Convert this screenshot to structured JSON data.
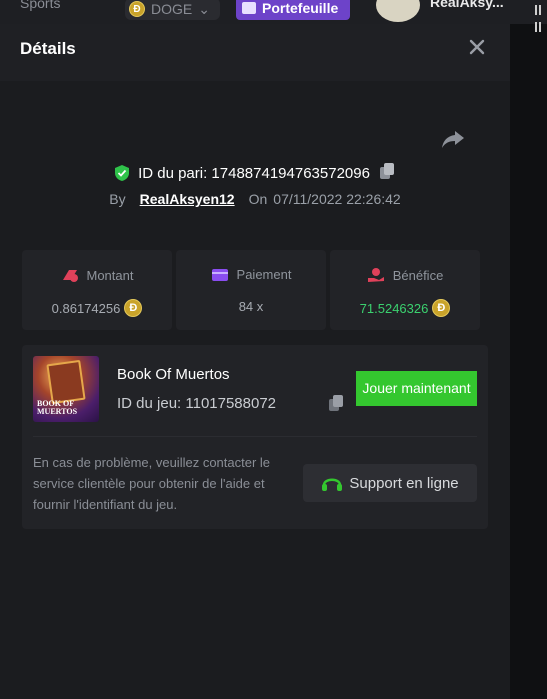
{
  "topbar": {
    "sports_label": "Sports",
    "currency_label": "DOGE",
    "currency_icon": "doge-coin-icon",
    "wallet_label": "Portefeuille",
    "username": "RealAksy..."
  },
  "modal": {
    "title": "Détails",
    "bet_id_label": "ID du pari: 1748874194763572096",
    "by_label": "By",
    "user": "RealAksyen12",
    "on_label": "On",
    "date": "07/11/2022 22:26:42"
  },
  "stats": [
    {
      "label": "Montant",
      "value": "0.86174256",
      "icon": "amount-icon",
      "coin": true
    },
    {
      "label": "Paiement",
      "value": "84 x",
      "icon": "payment-card-icon",
      "coin": false
    },
    {
      "label": "Bénéfice",
      "value": "71.5246326",
      "icon": "profit-hand-icon",
      "coin": true
    }
  ],
  "game": {
    "name": "Book Of Muertos",
    "thumb_text": "BOOK OF MUERTOS",
    "id_label": "ID du jeu: 11017588072",
    "play_label": "Jouer maintenant",
    "help_text": "En cas de problème, veuillez contacter le service clientèle pour obtenir de l'aide et fournir l'identifiant du jeu.",
    "support_label": "Support en ligne"
  },
  "colors": {
    "accent_purple": "#6d43c9",
    "green": "#34c72f",
    "profit_green": "#3bd16f",
    "coin_gold": "#c9a32a"
  }
}
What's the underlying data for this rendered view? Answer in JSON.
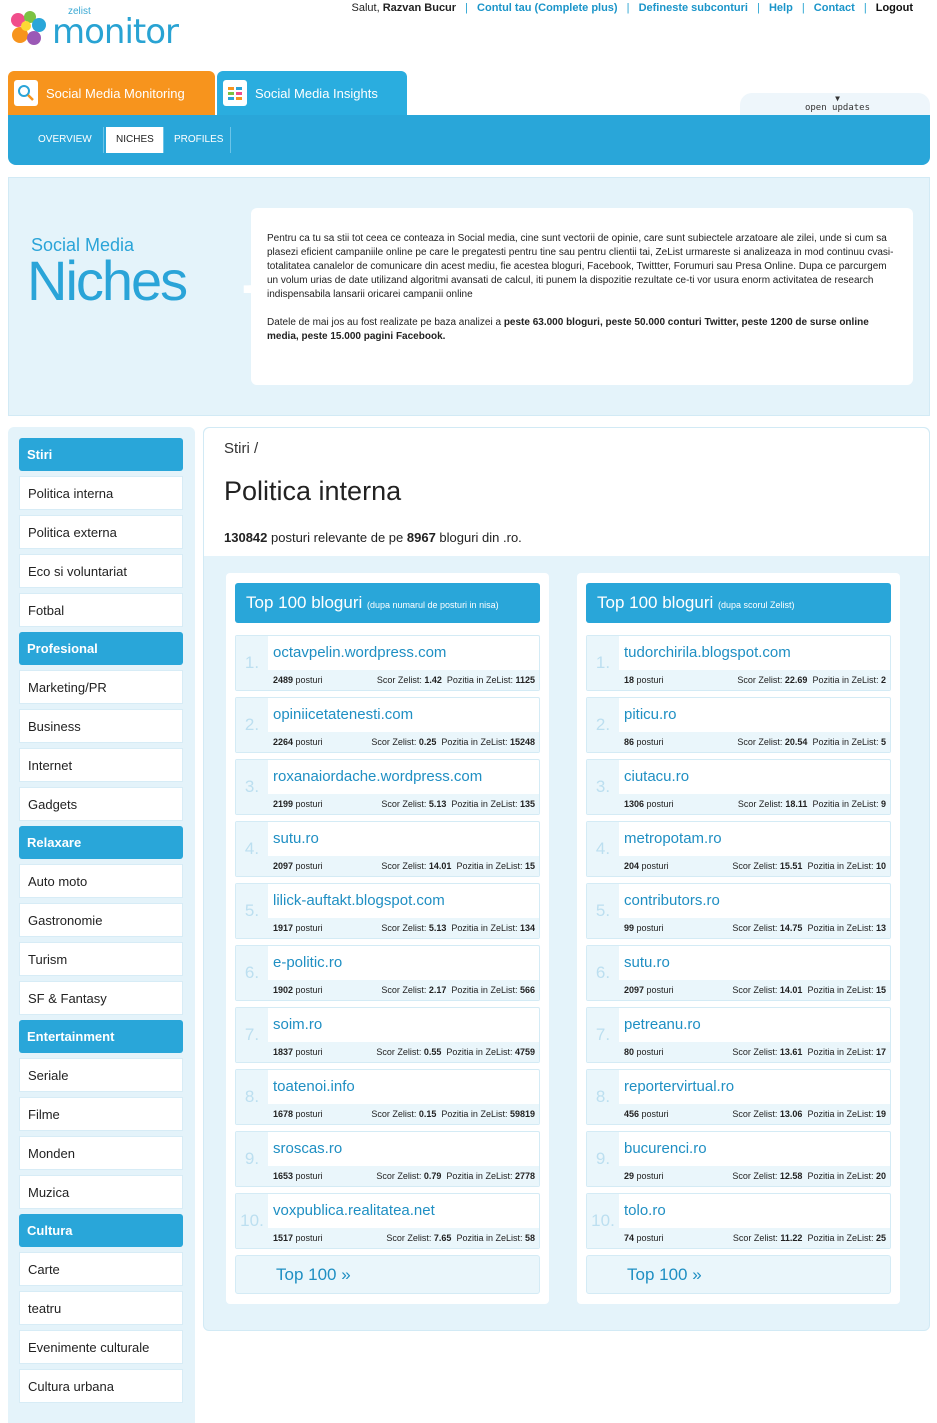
{
  "brand": {
    "small": "zelist",
    "name": "monitor"
  },
  "toplinks": {
    "greeting": "Salut,",
    "user": "Razvan Bucur",
    "account": "Contul tau (Complete plus)",
    "subaccounts": "Defineste subconturi",
    "help": "Help",
    "contact": "Contact",
    "logout": "Logout"
  },
  "tabs": [
    {
      "label": "Social Media Monitoring",
      "icon": "magnifier-chart-icon"
    },
    {
      "label": "Social Media Insights",
      "icon": "bars-grid-icon"
    }
  ],
  "open_updates": "open updates",
  "subnav": [
    "OVERVIEW",
    "NICHES",
    "PROFILES"
  ],
  "hero": {
    "subtitle": "Social Media",
    "title": "Niches",
    "paragraph1": "Pentru ca tu sa stii tot ceea ce conteaza in Social media, cine sunt vectorii de opinie, care sunt subiectele arzatoare ale zilei, unde si cum sa plasezi eficient campaniile online pe care le pregatesti pentru tine sau pentru clientii tai, ZeList urmareste si analizeaza in mod continuu cvasi-totalitatea canalelor de comunicare din acest mediu, fie acestea bloguri, Facebook, Twittter, Forumuri sau Presa Online. Dupa ce parcurgem un volum urias de date utilizand algoritmi avansati de calcul, iti punem la dispozitie rezultate ce-ti vor usura enorm activitatea de research indispensabila lansarii oricarei campanii online",
    "paragraph2_prefix": "Datele de mai jos au fost realizate pe baza analizei a ",
    "paragraph2_bold": "peste 63.000 bloguri, peste 50.000 conturi Twitter, peste 1200 de surse online media, peste 15.000 pagini Facebook."
  },
  "sidebar": [
    {
      "category": "Stiri",
      "items": [
        "Politica interna",
        "Politica externa",
        "Eco si voluntariat",
        "Fotbal"
      ]
    },
    {
      "category": "Profesional",
      "items": [
        "Marketing/PR",
        "Business",
        "Internet",
        "Gadgets"
      ]
    },
    {
      "category": "Relaxare",
      "items": [
        "Auto moto",
        "Gastronomie",
        "Turism",
        "SF & Fantasy"
      ]
    },
    {
      "category": "Entertainment",
      "items": [
        "Seriale",
        "Filme",
        "Monden",
        "Muzica"
      ]
    },
    {
      "category": "Cultura",
      "items": [
        "Carte",
        "teatru",
        "Evenimente culturale",
        "Cultura urbana"
      ]
    }
  ],
  "main": {
    "breadcrumb": "Stiri /",
    "title": "Politica interna",
    "count_posts": "130842",
    "count_mid": " posturi relevante de pe ",
    "count_blogs": "8967",
    "count_suffix": " bloguri din .ro."
  },
  "columns": [
    {
      "title": "Top 100 bloguri",
      "subtitle": "(dupa numarul de posturi in nisa)",
      "more": "Top 100 »",
      "entries": [
        {
          "url": "octavpelin.wordpress.com",
          "posts": "2489",
          "score": "1.42",
          "pos": "1125"
        },
        {
          "url": "opiniicetatenesti.com",
          "posts": "2264",
          "score": "0.25",
          "pos": "15248"
        },
        {
          "url": "roxanaiordache.wordpress.com",
          "posts": "2199",
          "score": "5.13",
          "pos": "135"
        },
        {
          "url": "sutu.ro",
          "posts": "2097",
          "score": "14.01",
          "pos": "15"
        },
        {
          "url": "lilick-auftakt.blogspot.com",
          "posts": "1917",
          "score": "5.13",
          "pos": "134"
        },
        {
          "url": "e-politic.ro",
          "posts": "1902",
          "score": "2.17",
          "pos": "566"
        },
        {
          "url": "soim.ro",
          "posts": "1837",
          "score": "0.55",
          "pos": "4759"
        },
        {
          "url": "toatenoi.info",
          "posts": "1678",
          "score": "0.15",
          "pos": "59819"
        },
        {
          "url": "sroscas.ro",
          "posts": "1653",
          "score": "0.79",
          "pos": "2778"
        },
        {
          "url": "voxpublica.realitatea.net",
          "posts": "1517",
          "score": "7.65",
          "pos": "58"
        }
      ]
    },
    {
      "title": "Top 100 bloguri",
      "subtitle": "(dupa scorul Zelist)",
      "more": "Top 100 »",
      "entries": [
        {
          "url": "tudorchirila.blogspot.com",
          "posts": "18",
          "score": "22.69",
          "pos": "2"
        },
        {
          "url": "piticu.ro",
          "posts": "86",
          "score": "20.54",
          "pos": "5"
        },
        {
          "url": "ciutacu.ro",
          "posts": "1306",
          "score": "18.11",
          "pos": "9"
        },
        {
          "url": "metropotam.ro",
          "posts": "204",
          "score": "15.51",
          "pos": "10"
        },
        {
          "url": "contributors.ro",
          "posts": "99",
          "score": "14.75",
          "pos": "13"
        },
        {
          "url": "sutu.ro",
          "posts": "2097",
          "score": "14.01",
          "pos": "15"
        },
        {
          "url": "petreanu.ro",
          "posts": "80",
          "score": "13.61",
          "pos": "17"
        },
        {
          "url": "reportervirtual.ro",
          "posts": "456",
          "score": "13.06",
          "pos": "19"
        },
        {
          "url": "bucurenci.ro",
          "posts": "29",
          "score": "12.58",
          "pos": "20"
        },
        {
          "url": "tolo.ro",
          "posts": "74",
          "score": "11.22",
          "pos": "25"
        }
      ]
    }
  ],
  "labels": {
    "posts": "posturi",
    "score": "Scor Zelist:",
    "position": "Pozitia in ZeList:"
  }
}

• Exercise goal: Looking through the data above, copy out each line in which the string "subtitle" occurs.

• Finished exercise:
    "subtitle": "Social Media",
      "subtitle": "(dupa numarul de posturi in nisa)",
      "subtitle": "(dupa scorul Zelist)",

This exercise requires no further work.